  • Maine-born Jonathan Norton Harmon bought 737 East Adams in 1906; enumerated in the Federal census at 737 East Adams in April 1910, Harmon, now 74 years old, still identified himself as a residential carpenter. Jonathan Harmon and his wife Jane remained in the house until his death on November 14, 1919. Mrs. Harmon left the house immediately, moving in with her daughter Edith Adams and her family at 1199 Crenshaw Boulevard. The house on East Adams was on the market by April 1920 priced at $4,250
  • The identity of the owner of 737 East Adams during the two decades after the Harmons is somewhat unclear. As were many of the neighborhood's single-family residences, the house appears to have been adapted as rental property in response not only to the departure of original owners for new developments in ever-expanding Los Angeles but to the dramatic population growth of the city between World War I and the Depression, the number of Angelenos more than doubling in the '20s. The names and occupations of the residents of 737 reflect the increasingly cosmopolitan demographic of mid-period South Los Angeles: Chronologically from 1921 there were Earl Basford, a plumber; Harvey Davis, a lineman; Max Stanman, a shoemaker; Jacob Cohn, a house painter; Chris Papalian, a cook; Robert Solorzano, a gardner; Luis Zazueta, a upholsterer in a furniture factory, his wife Beatrice, and her father Manuel Perez, among others
  • On November 18, 1937, the Department of Building and Safety issued a permit authorizing a new single-car garage for 737 East Adams, the document indicating Charles F. Oliver of San Luis Obispo as the owner of the house. In 1900 Oliver had been living as a farmhand in the household of fruit grower Nellie H. Taylor in San José Township, a defunct district near Pomona. Mrs. Taylor and her her spinster daughters Mary and Lizzie Belle later acquired as a town residence 747 East Adams, where Charles was sometimes listed in directories with the family in the 1910s (the daughters would later occupy 751 East Adams). By 1930, Charles F. Oliver was living as a servant in the household of a Taylor family in San Luis Obispo, apparently related to the one cited here as living in Los Angeles

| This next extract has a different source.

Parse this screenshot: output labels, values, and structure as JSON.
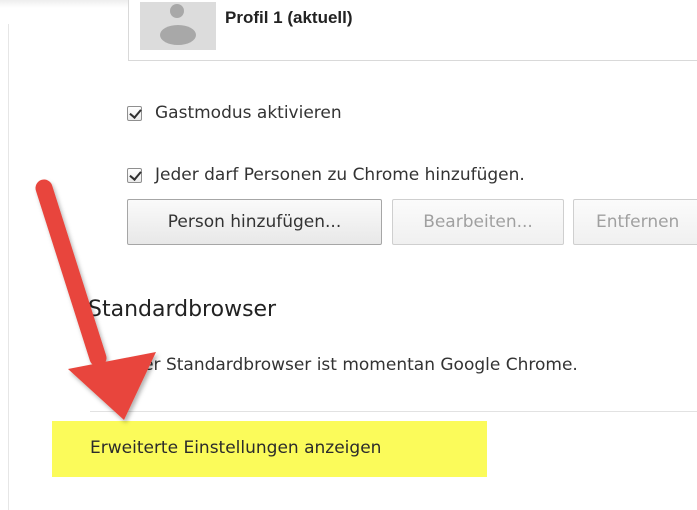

  • The family of Sun Kai Wong, who is listed as living at 737 East Adams in the 1939 city directory, appears to have become the owner of the property by that time. Mon Yee Dea, a cook at the Chinese Jade in Chinatown, was living at 737 during the mid 1940s; he appears to have been relative of Hong C. Wong, who is listed at 737 in the 1948 and '56 directories and may have been the owner of 18 Berkeley Square at the same time. The Misses Jessie and Pearl Wong are enumerated in voting records at 737 from 1952 to 1956. It seems that the Wongs organized the Wong Realty Company, with offices on West Slauson Avenue, which ran an advertisement in the Los Angeles Sentinel on October 19, 1967, offering 737 East Adams for sale: "Fix Up and Save!" In the 1973 and 1987 directories a Lee Wai Hong is listed; in recent years the property has been owned by Marcos A. Ayala

Illustration: Private Collection